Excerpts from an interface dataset
=== Section Start ===

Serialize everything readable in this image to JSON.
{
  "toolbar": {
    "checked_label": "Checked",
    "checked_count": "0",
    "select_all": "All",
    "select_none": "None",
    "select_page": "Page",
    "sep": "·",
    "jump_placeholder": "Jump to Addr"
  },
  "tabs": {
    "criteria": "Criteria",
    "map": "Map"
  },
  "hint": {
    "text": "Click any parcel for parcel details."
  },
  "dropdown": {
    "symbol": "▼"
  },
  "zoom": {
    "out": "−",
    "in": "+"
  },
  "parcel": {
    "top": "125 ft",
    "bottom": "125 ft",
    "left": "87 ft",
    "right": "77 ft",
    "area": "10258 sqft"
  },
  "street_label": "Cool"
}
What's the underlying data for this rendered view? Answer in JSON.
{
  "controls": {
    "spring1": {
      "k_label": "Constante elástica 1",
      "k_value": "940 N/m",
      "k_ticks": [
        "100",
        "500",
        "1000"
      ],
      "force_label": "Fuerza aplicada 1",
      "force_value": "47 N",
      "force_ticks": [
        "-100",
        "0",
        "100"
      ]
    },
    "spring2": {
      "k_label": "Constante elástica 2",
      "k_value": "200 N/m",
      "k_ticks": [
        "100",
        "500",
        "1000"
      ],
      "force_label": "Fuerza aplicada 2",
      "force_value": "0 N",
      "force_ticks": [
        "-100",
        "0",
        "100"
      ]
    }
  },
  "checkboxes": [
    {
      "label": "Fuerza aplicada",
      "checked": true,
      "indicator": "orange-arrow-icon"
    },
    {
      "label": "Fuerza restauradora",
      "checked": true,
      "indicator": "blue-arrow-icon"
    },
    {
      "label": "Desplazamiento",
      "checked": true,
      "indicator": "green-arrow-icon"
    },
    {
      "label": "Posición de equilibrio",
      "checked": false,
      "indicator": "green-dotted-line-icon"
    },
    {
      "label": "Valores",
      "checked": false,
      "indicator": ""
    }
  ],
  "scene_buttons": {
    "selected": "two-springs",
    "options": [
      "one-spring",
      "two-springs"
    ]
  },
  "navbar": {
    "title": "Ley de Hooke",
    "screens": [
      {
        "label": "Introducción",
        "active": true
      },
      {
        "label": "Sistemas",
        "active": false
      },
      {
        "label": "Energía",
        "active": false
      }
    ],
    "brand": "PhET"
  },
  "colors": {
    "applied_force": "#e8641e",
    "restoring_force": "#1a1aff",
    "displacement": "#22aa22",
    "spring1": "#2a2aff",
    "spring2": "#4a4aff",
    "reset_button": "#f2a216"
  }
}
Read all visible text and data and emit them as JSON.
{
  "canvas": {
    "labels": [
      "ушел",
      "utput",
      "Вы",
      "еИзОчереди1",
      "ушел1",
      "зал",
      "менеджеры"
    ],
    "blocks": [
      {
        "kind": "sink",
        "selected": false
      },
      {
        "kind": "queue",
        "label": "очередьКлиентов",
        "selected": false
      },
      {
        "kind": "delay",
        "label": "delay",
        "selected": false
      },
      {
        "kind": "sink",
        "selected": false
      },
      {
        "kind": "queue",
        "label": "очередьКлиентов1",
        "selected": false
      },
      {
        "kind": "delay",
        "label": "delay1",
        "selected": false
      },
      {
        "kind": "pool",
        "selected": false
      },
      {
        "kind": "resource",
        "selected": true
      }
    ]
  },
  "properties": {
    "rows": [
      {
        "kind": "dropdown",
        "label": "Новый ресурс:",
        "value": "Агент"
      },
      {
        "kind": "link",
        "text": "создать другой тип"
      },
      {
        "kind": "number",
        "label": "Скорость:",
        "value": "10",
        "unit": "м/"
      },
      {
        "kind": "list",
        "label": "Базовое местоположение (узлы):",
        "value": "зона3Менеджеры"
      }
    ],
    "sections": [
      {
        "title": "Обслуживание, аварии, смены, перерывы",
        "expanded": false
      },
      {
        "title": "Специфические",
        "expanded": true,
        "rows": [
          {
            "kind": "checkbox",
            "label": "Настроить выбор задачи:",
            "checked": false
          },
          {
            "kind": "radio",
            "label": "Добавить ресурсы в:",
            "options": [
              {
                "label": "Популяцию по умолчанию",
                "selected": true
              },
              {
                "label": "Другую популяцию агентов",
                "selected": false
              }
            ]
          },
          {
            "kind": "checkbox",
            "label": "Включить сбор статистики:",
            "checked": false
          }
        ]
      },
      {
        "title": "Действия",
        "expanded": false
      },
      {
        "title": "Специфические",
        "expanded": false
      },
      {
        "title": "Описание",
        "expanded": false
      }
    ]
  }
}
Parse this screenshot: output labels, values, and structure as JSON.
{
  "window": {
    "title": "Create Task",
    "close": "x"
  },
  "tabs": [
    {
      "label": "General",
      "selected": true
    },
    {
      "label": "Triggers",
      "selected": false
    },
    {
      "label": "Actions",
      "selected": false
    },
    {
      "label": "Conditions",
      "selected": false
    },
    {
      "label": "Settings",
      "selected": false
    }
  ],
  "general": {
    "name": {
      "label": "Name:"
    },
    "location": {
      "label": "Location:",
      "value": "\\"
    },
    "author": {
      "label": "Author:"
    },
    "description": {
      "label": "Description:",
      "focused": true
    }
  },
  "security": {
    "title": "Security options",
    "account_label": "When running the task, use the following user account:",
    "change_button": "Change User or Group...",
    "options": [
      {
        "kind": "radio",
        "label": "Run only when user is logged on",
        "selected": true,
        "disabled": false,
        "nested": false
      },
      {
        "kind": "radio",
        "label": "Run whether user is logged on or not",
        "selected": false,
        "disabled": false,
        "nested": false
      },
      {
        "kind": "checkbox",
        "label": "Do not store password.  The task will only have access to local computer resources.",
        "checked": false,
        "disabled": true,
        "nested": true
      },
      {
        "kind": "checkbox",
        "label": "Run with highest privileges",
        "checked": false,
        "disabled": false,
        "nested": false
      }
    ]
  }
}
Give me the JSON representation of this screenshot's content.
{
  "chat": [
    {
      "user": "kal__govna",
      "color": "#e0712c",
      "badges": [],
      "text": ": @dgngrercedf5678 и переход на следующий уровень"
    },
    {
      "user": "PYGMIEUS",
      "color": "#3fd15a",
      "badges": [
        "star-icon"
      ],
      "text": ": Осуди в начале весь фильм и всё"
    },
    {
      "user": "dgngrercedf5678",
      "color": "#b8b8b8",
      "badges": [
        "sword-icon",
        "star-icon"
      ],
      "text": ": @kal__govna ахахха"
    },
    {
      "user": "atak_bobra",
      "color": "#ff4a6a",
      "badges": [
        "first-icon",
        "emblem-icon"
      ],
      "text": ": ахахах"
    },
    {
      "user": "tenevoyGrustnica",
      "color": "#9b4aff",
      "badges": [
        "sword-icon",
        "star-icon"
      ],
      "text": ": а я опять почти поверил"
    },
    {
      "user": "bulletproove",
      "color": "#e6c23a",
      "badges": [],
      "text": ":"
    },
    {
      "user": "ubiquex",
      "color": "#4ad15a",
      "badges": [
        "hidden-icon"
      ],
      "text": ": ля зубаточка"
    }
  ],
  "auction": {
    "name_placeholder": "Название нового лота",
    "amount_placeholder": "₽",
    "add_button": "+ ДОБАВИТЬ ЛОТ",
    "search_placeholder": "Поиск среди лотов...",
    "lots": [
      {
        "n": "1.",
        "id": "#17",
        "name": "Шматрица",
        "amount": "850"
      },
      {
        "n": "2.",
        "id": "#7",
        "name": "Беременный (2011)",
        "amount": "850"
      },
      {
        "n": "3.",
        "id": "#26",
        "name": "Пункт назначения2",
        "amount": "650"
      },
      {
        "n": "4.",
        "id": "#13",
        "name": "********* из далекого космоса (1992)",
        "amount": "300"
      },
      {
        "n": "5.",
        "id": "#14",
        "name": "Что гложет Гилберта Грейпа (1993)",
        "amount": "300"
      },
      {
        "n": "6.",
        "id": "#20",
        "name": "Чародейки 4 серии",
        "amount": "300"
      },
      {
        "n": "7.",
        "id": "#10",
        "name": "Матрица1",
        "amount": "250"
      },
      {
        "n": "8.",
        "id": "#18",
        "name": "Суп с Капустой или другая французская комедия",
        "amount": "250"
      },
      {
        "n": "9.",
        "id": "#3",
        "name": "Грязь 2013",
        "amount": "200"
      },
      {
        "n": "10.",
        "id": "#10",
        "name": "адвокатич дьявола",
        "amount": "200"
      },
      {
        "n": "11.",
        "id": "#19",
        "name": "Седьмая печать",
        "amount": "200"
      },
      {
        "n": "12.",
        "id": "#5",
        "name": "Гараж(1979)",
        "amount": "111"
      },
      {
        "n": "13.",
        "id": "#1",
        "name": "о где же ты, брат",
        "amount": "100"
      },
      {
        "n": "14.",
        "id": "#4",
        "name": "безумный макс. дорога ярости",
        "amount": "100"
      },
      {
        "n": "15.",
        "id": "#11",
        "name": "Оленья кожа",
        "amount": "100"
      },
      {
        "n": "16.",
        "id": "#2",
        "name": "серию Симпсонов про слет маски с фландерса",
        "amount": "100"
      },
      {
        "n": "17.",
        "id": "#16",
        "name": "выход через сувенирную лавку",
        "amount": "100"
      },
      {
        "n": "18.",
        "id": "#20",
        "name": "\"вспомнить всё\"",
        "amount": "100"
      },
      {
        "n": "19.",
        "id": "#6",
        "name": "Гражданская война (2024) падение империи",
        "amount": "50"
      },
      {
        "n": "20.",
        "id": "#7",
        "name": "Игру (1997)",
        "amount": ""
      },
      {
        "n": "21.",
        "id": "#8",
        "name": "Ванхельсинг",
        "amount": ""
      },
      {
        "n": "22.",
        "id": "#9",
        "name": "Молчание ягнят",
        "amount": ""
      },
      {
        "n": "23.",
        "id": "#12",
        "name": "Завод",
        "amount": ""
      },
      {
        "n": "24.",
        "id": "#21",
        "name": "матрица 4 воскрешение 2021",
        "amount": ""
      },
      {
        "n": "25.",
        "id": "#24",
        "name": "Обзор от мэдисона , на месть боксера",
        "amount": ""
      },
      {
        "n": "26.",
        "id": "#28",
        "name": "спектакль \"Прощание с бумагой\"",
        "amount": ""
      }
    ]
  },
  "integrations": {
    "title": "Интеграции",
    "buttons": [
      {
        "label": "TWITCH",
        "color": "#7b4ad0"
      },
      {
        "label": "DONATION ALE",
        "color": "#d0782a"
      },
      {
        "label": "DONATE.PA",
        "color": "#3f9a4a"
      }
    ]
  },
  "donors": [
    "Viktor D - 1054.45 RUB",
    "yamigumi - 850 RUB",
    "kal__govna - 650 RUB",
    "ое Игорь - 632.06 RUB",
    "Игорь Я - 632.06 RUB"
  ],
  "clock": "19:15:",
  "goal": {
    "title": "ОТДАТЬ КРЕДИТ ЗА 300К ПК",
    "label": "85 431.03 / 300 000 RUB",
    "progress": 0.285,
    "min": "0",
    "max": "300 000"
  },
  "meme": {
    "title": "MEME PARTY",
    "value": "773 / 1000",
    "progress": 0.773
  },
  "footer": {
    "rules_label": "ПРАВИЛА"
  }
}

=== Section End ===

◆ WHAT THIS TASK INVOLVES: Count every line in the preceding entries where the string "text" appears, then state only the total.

◆ EXERCISE RESPONSE: 10